The Messenger of Allah (may Allah bless him and grant him peace) said in one tradition:
“Remember often the destroyer of pleasures.” (Tirmidhi, Zuhd, 4)
One who can engage in constant contemplation of death and who is aware of their being a traveller to the next life, is not fooled by fleeting pleasures and by the playthings of this worldly guesthouse and does not waste their time with them.
When children play on the beach, they build sandcastles, occupy themselves with them for a while, and when they are bored after hours of amusement, they tear them down in a single stroke.

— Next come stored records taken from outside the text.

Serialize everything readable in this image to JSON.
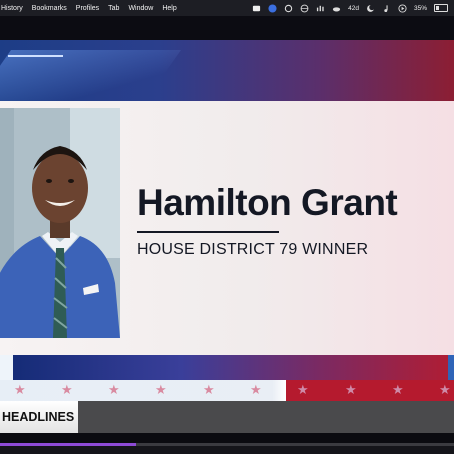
{
  "menubar": {
    "items": [
      "History",
      "Bookmarks",
      "Profiles",
      "Tab",
      "Window",
      "Help"
    ],
    "temperature": "42d",
    "battery": "35%"
  },
  "lower_third": {
    "name": "Hamilton Grant",
    "title": "HOUSE DISTRICT 79 WINNER"
  },
  "ticker": {
    "label": "HEADLINES"
  },
  "player": {
    "progress_fraction": 0.3
  },
  "colors": {
    "band_blue": "#1d3d86",
    "band_red": "#8c1e33",
    "progress": "#8e4bd6"
  }
}
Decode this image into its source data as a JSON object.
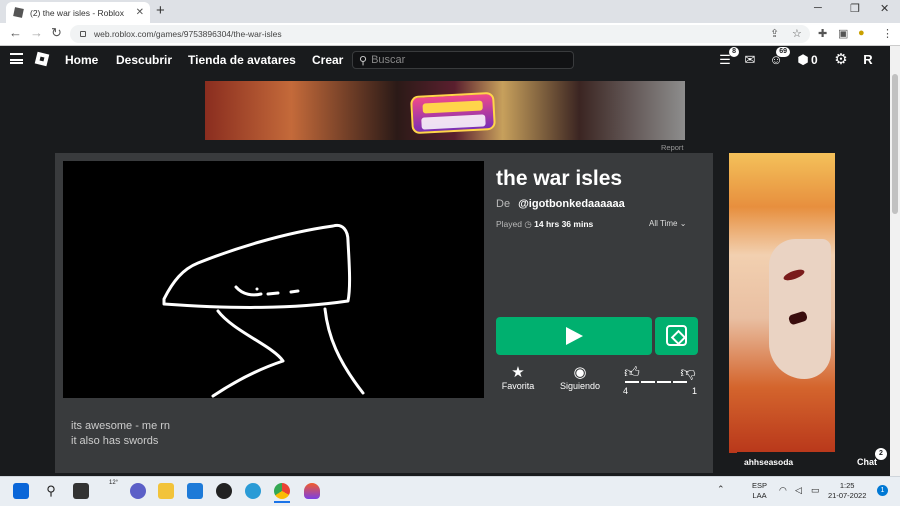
{
  "browser": {
    "tab_title": "(2) the war isles - Roblox",
    "url": "web.roblox.com/games/9753896304/the-war-isles",
    "new_tab": "+"
  },
  "header": {
    "nav": [
      "Home",
      "Descubrir",
      "Tienda de avatares",
      "Crear"
    ],
    "search_placeholder": "Buscar",
    "catalog_badge": "8",
    "friends_badge": "69",
    "robux": "0"
  },
  "ad": {
    "report": "Report"
  },
  "game": {
    "title": "the war isles",
    "by_label": "De",
    "creator": "@igotbonkedaaaaaa",
    "played_label": "Played",
    "played_time": "14 hrs 36 mins",
    "time_filter": "All Time",
    "favorite_label": "Favorita",
    "following_label": "Siguiendo",
    "likes": "4",
    "dislikes": "1",
    "description": [
      "its awesome - me rn",
      "it also has swords"
    ]
  },
  "chat": {
    "user": "ahhseasoda",
    "label": "Chat",
    "badge": "2"
  },
  "taskbar": {
    "lang1": "ESP",
    "lang2": "LAA",
    "time": "1:25",
    "date": "21-07-2022",
    "weather": "12°",
    "notifications": "1"
  },
  "colors": {
    "play_green": "#00b06f",
    "page_bg": "#191b1d",
    "card_bg": "#393b3d"
  }
}
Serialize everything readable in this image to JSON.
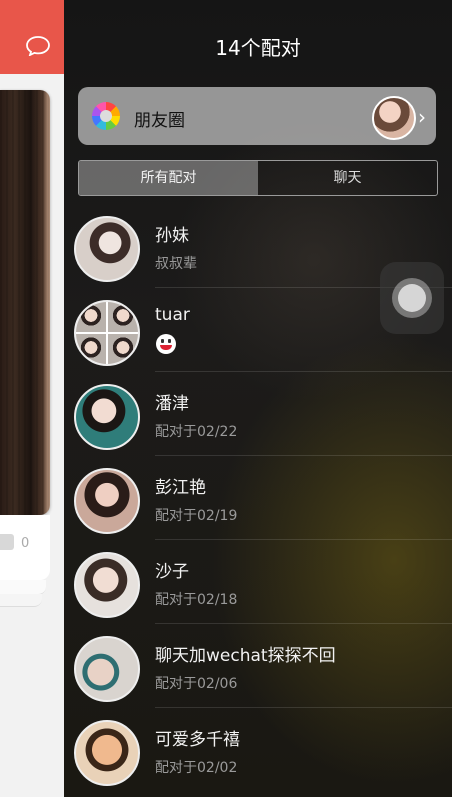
{
  "background_app": {
    "like_count": "0",
    "header_color": "#e8564a"
  },
  "panel": {
    "title": "14个配对",
    "moments": {
      "label": "朋友圈",
      "icon": "color-wheel-icon"
    },
    "tabs": [
      {
        "label": "所有配对",
        "active": true
      },
      {
        "label": "聊天",
        "active": false
      }
    ],
    "matches": [
      {
        "name": "孙妹",
        "subtitle": "叔叔辈"
      },
      {
        "name": "tuar",
        "subtitle": "",
        "message_icon": "grinning-emoji-icon"
      },
      {
        "name": "潘津",
        "subtitle": "配对于02/22"
      },
      {
        "name": "彭江艳",
        "subtitle": "配对于02/19"
      },
      {
        "name": "沙子",
        "subtitle": "配对于02/18"
      },
      {
        "name": "聊天加wechat探探不回",
        "subtitle": "配对于02/06"
      },
      {
        "name": "可爱多千禧",
        "subtitle": "配对于02/02"
      }
    ]
  }
}
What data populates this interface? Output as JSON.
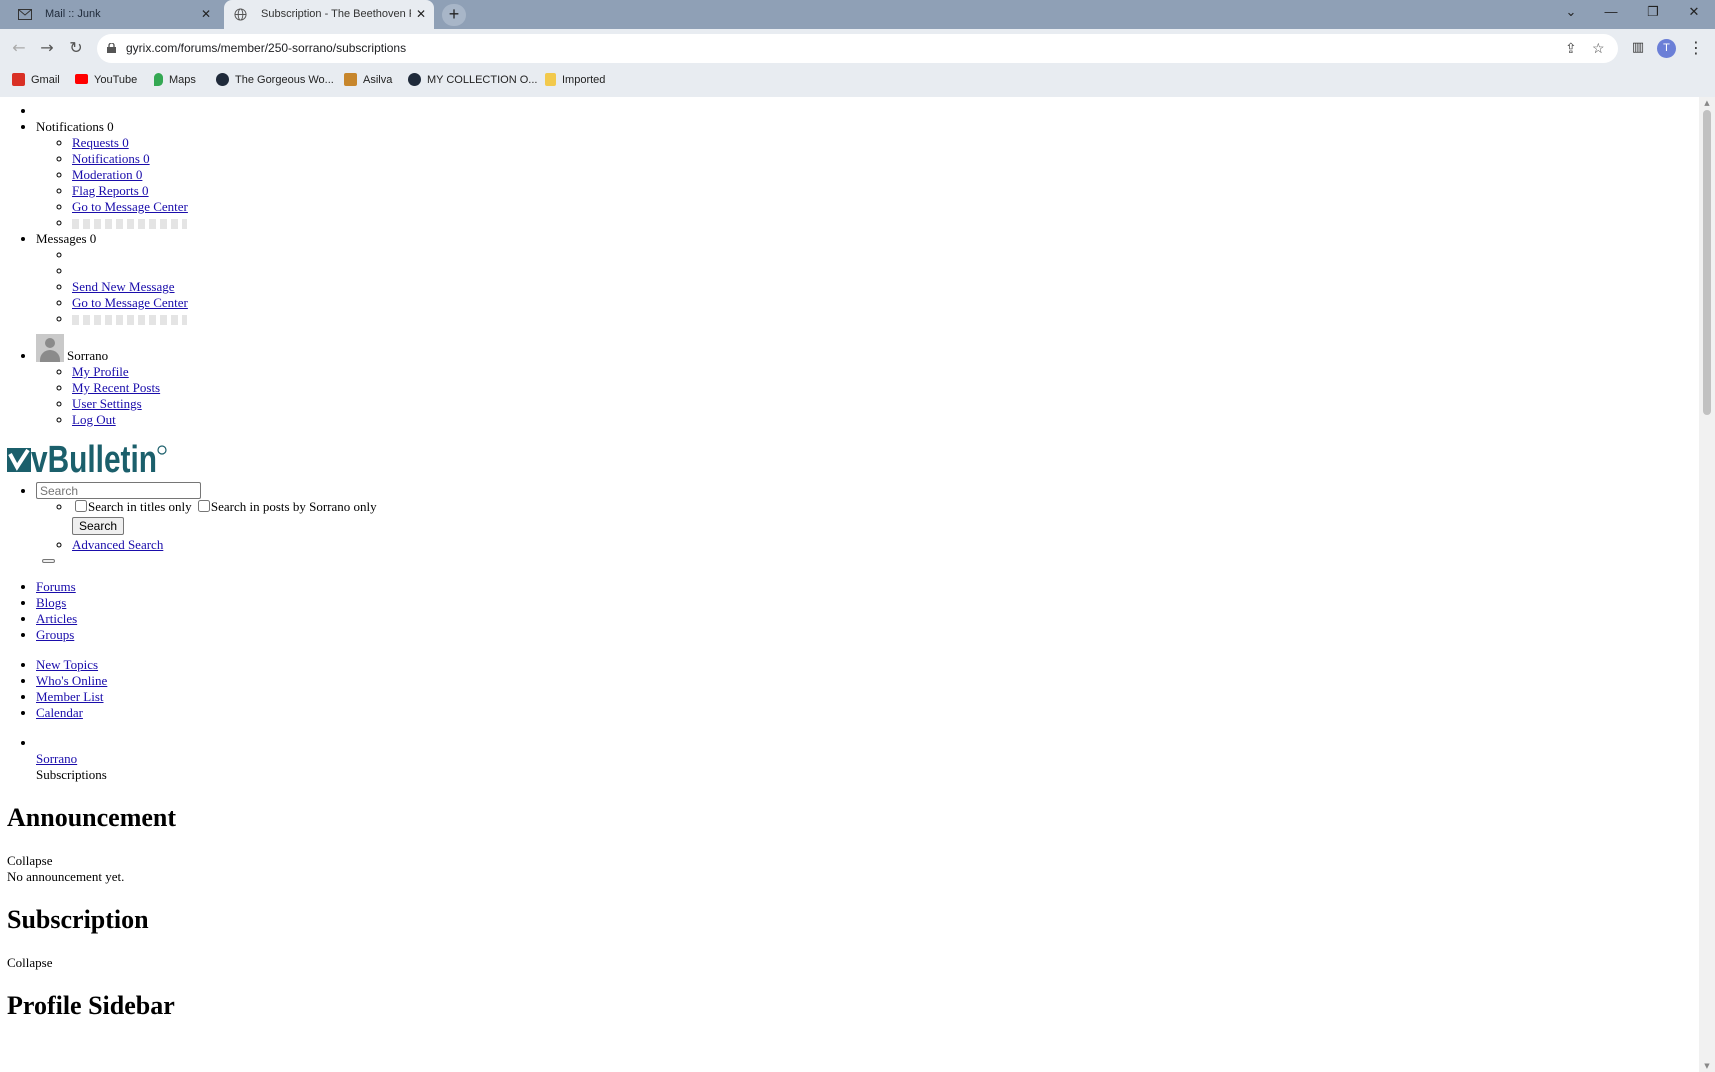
{
  "browser": {
    "tabs": [
      {
        "label": "Mail :: Junk",
        "icon": "mail-icon"
      },
      {
        "label": "Subscription - The Beethoven Re",
        "icon": "globe-icon",
        "active": true
      }
    ],
    "new_tab": "+",
    "window_controls": {
      "menu": "⌄",
      "minimize": "—",
      "restore": "❐",
      "close": "✕"
    },
    "url": "gyrix.com/forums/member/250-sorrano/subscriptions",
    "profile_initial": "T",
    "bookmarks": [
      {
        "label": "Gmail",
        "icon": "gmail-icon",
        "color": "#d93025"
      },
      {
        "label": "YouTube",
        "icon": "youtube-icon",
        "color": "#ff0000"
      },
      {
        "label": "Maps",
        "icon": "maps-icon",
        "color": "#34a853"
      },
      {
        "label": "The Gorgeous Wo...",
        "icon": "tumblr-icon",
        "color": "#1f2a3a"
      },
      {
        "label": "Asilva",
        "icon": "asilva-icon",
        "color": "#c7862c"
      },
      {
        "label": "MY COLLECTION O...",
        "icon": "tumblr-icon",
        "color": "#1f2a3a"
      },
      {
        "label": "Imported",
        "icon": "folder-icon",
        "color": "#f2c94c"
      }
    ]
  },
  "page": {
    "notifications": {
      "label": "Notifications 0",
      "items": [
        "Requests 0",
        "Notifications 0",
        "Moderation 0",
        "Flag Reports 0",
        "Go to Message Center"
      ]
    },
    "messages": {
      "label": "Messages 0",
      "items": [
        "Send New Message",
        "Go to Message Center"
      ]
    },
    "user": {
      "name": "Sorrano",
      "items": [
        "My Profile",
        "My Recent Posts",
        "User Settings",
        "Log Out"
      ]
    },
    "logo_text": "vBulletin",
    "search": {
      "placeholder": "Search",
      "titles_only": "Search in titles only",
      "posts_by": "Search in posts by Sorrano only",
      "button": "Search",
      "advanced": "Advanced Search"
    },
    "main_nav": [
      "Forums",
      "Blogs",
      "Articles",
      "Groups"
    ],
    "sub_nav": [
      "New Topics",
      "Who's Online",
      "Member List",
      "Calendar"
    ],
    "breadcrumb": {
      "link": "Sorrano",
      "current": "Subscriptions"
    },
    "announcement": {
      "heading": "Announcement",
      "collapse": "Collapse",
      "text": "No announcement yet."
    },
    "subscription": {
      "heading": "Subscription",
      "collapse": "Collapse"
    },
    "profile_sidebar": {
      "heading": "Profile Sidebar"
    }
  }
}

Or a wave comes and swallows the castle whole.
Death is like this. Human beings, who make plans and projections for their future and attempt to realise these, suffer sorrow when they remember death. Right in the middle of putting these into action, death destroys everything in a single moment. All that work and toil crumbles, like those sandcastles.
That being the case, what a profound heedlessness it is to give into worldly dreams and aspirations and to live covering up the reality of death!

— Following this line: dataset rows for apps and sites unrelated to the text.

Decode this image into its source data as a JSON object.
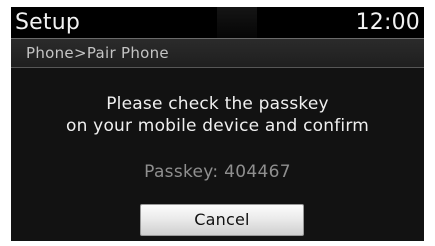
{
  "header": {
    "title": "Setup",
    "clock": "12:00"
  },
  "breadcrumb": {
    "text": "Phone>Pair Phone"
  },
  "dialog": {
    "message_lines": [
      "Please check the passkey",
      "on your mobile device and confirm"
    ],
    "passkey_text": "Passkey: 404467",
    "cancel_label": "Cancel"
  },
  "colors": {
    "screen_background": "#121212",
    "header_background": "#000000",
    "primary_text": "#f0f0f0",
    "secondary_text": "#8f8f8f",
    "button_background": "#ebebeb"
  }
}
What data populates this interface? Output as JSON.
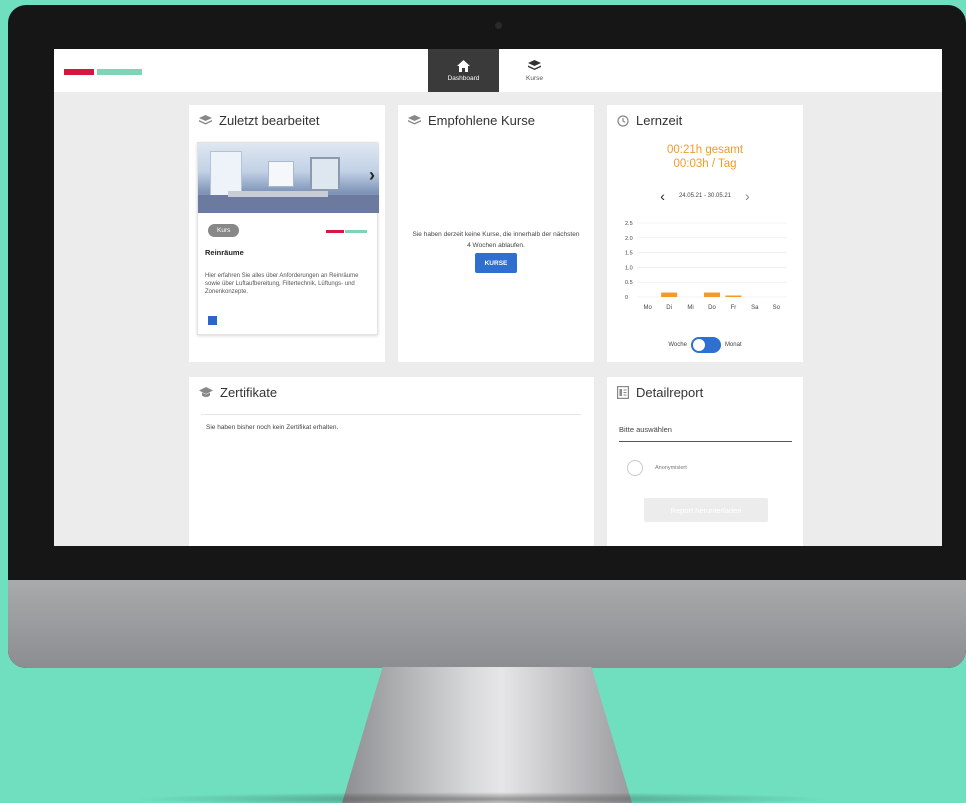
{
  "nav": {
    "dashboard_label": "Dashboard",
    "kurse_label": "Kurse"
  },
  "recent": {
    "title": "Zuletzt bearbeitet",
    "tag": "Kurs",
    "course_name": "Reinräume",
    "course_desc": "Hier erfahren Sie alles über Anforderungen an Reinräume sowie über Luftaufbereitung, Filtertechnik, Lüftungs- und Zonenkonzepte."
  },
  "recommended": {
    "title": "Empfohlene Kurse",
    "empty_text": "Sie haben derzeit keine Kurse, die innerhalb der nächsten 4 Wochen ablaufen.",
    "button": "KURSE"
  },
  "lernzeit": {
    "title": "Lernzeit",
    "total": "00:21h gesamt",
    "per_day": "00:03h / Tag",
    "range": "24.05.21 - 30.05.21",
    "toggle_left": "Woche",
    "toggle_right": "Monat"
  },
  "chart_data": {
    "type": "bar",
    "categories": [
      "Mo",
      "Di",
      "Mi",
      "Do",
      "Fr",
      "Sa",
      "So"
    ],
    "values": [
      0,
      0.15,
      0,
      0.15,
      0.05,
      0,
      0
    ],
    "ylim": [
      0,
      2.5
    ],
    "yticks": [
      "2.5",
      "2.0",
      "1.5",
      "1.0",
      "0.5",
      "0"
    ],
    "color": "#f29b2a",
    "grid": true
  },
  "certs": {
    "title": "Zertifikate",
    "text": "Sie haben bisher noch kein Zertifikat erhalten."
  },
  "report": {
    "title": "Detailreport",
    "select_placeholder": "Bitte auswählen",
    "radio_label": "Anonymisiert",
    "button": "Report herunterladen"
  },
  "colors": {
    "accent_blue": "#2f6fcf",
    "accent_orange": "#f29b2a",
    "brand_red": "#d6173d",
    "brand_mint": "#7fd3b6",
    "background": "#6fdfc0"
  }
}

On the authority of Abu Sa’id al-Khudri (may Allah be well pleased with him) the Messenger of Allah (may Allah bless him and grant him peace) once drew a square and then drew a line in the middle of it which extended beyond it. He drew some small lines within the square up to this middle line. He then asked his companions:

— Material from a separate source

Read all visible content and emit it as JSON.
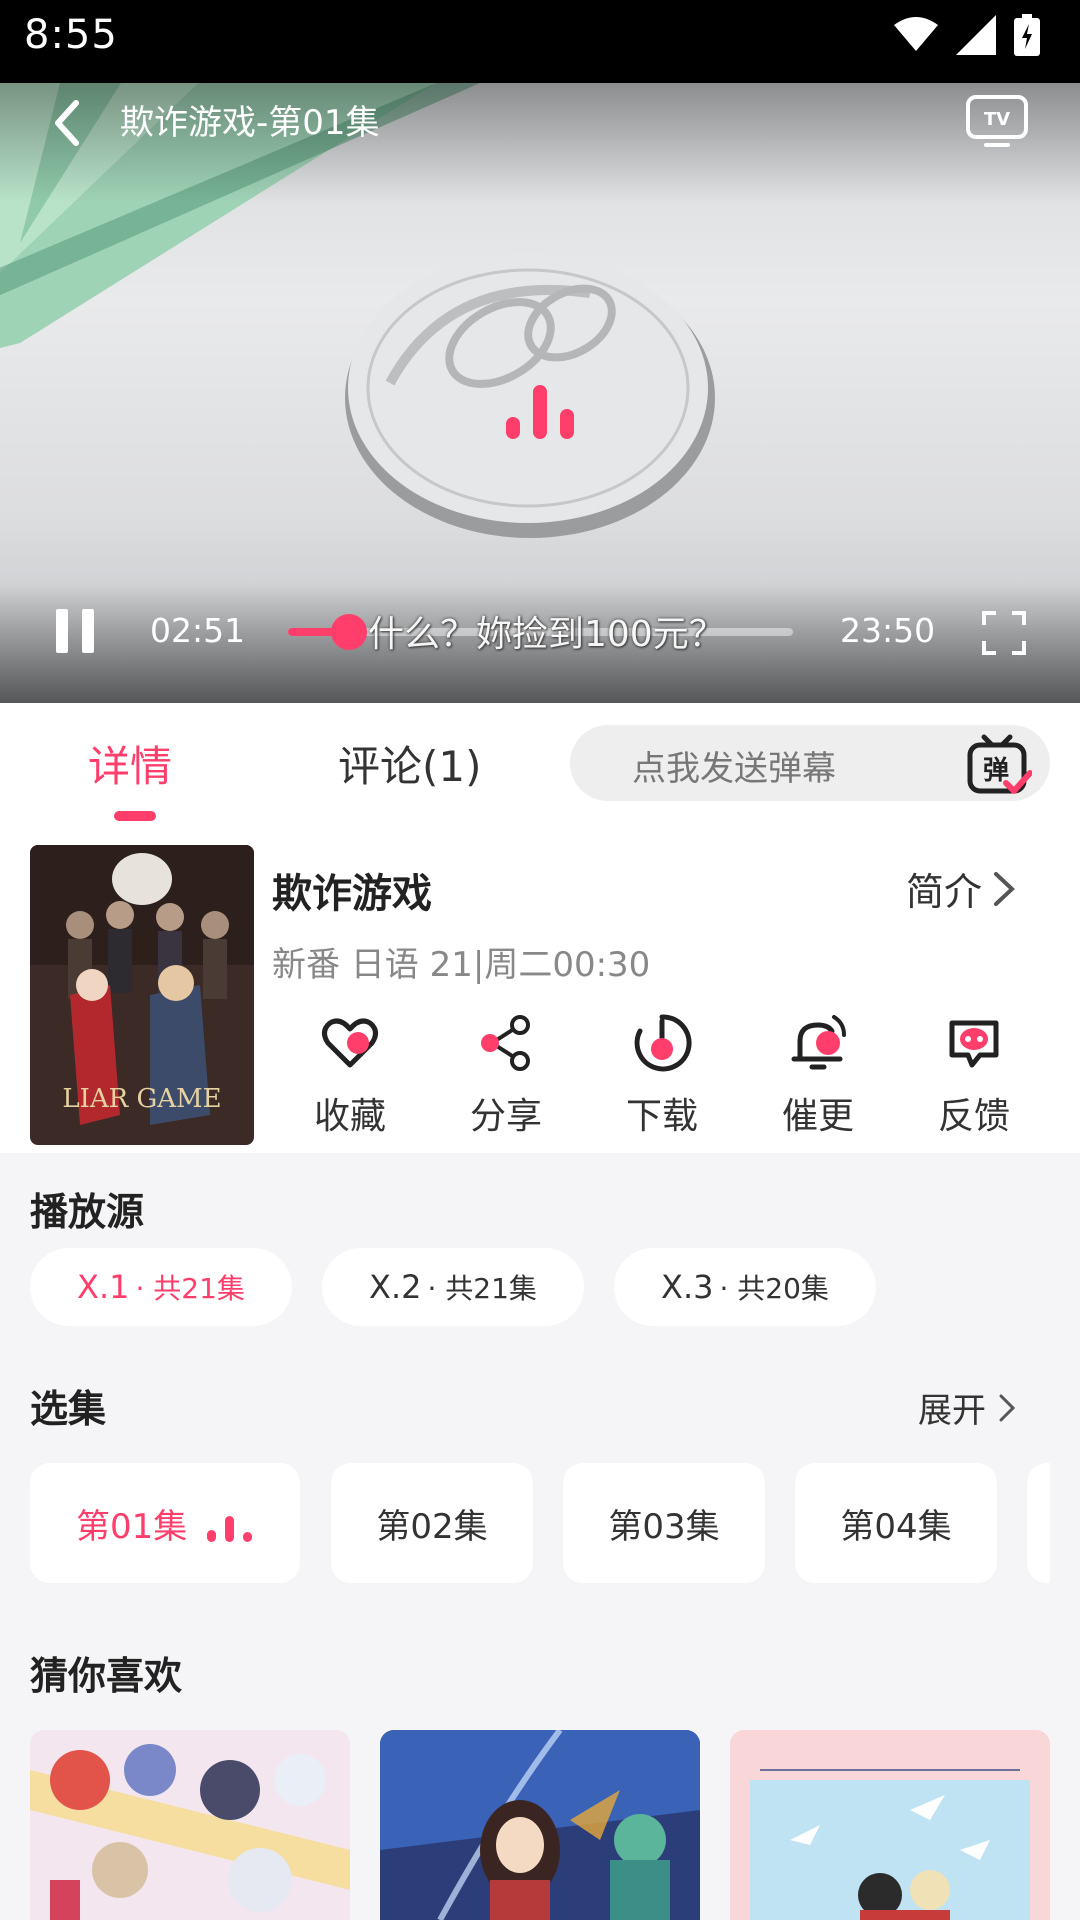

“Do you know what this means?”
They replied as they always did:
“Allah and His Messenger know best.”
The Messenger of Allah (may Allah bless him and grant him peace) went on to provide the following explanation:
“This is man and this is the end of his lifespan which encircles him – or by which he is encircled – and this which goes beyond it is his hope and ambition and these small lines are things he faces through life. If this one misses him, that one gets him. If one misses him, another one strikes him.” (Ahmad ibn Hanbal, Musnad, III, 18)
What a petty delusion it is that while death is an inevitable reality, people squander their lives in this world on futile pursuits and preoccupations, as though they will be here forever.
Sufyan al-Thawri (may Allah be pleased with him) points to this universal human oblivion in the following words:
“Were a crier to call out to a crowd gathered: ‘Let all those who can say they will live to nightfall, stand!’ not a single person would be able to stand. All the more surprising is that despite this reality, were he to cry out to the people, ‘Let whosoever has prepared for death stand!’ not a single person would be able to rise from their place still.”
It is stated in a prophetic tradition:
“What an evil slave is the one who fancies himself and becomes vain forgetting the All-Great, the Most High.
What an evil slave is the one who violates the rights of others and tyrannises, forgetting the Compeller, the Most High.
What an evil slave is the one who is heedless and diverted, forgetting about the grave and the trials.
What an evil slave is the one who is extravagant and exceeds the bounds, forgetting his beginnings or his end.” (Tirmidhi, Sifat al-Qiyama, 17)
Attainment of the greatest knowledge for human beings begins with solving the mysteries of death and birth into the eternal world. Who can be more unfortunate than the person whose consciousness and perception cannot penetrate the worldly limits of the cemetery wall?
Our ancestors built their cemeteries within their cities and in front of mosques so that they would constantly reflect upon mortality and lead their worldly lives in accordance with the reality of the next the life. Passers-by to see their own future and reform their own selves, feeling the transience of this current worldly life and never forgetting the looming afterlife. Far from displaying such heedlessness, they would turn their worldly bounties into a means for happiness in the eternal life. They would not be deceived by their youth, their strength and wellbeing and suppose themselves permanent residents of the world, and would thus turn away from futile and useless things. They would make every effort to procure their indispensable capital for the eternal abode, as soon as they possibly could.
 Hakim, Mustadrak, IV, 347/7868.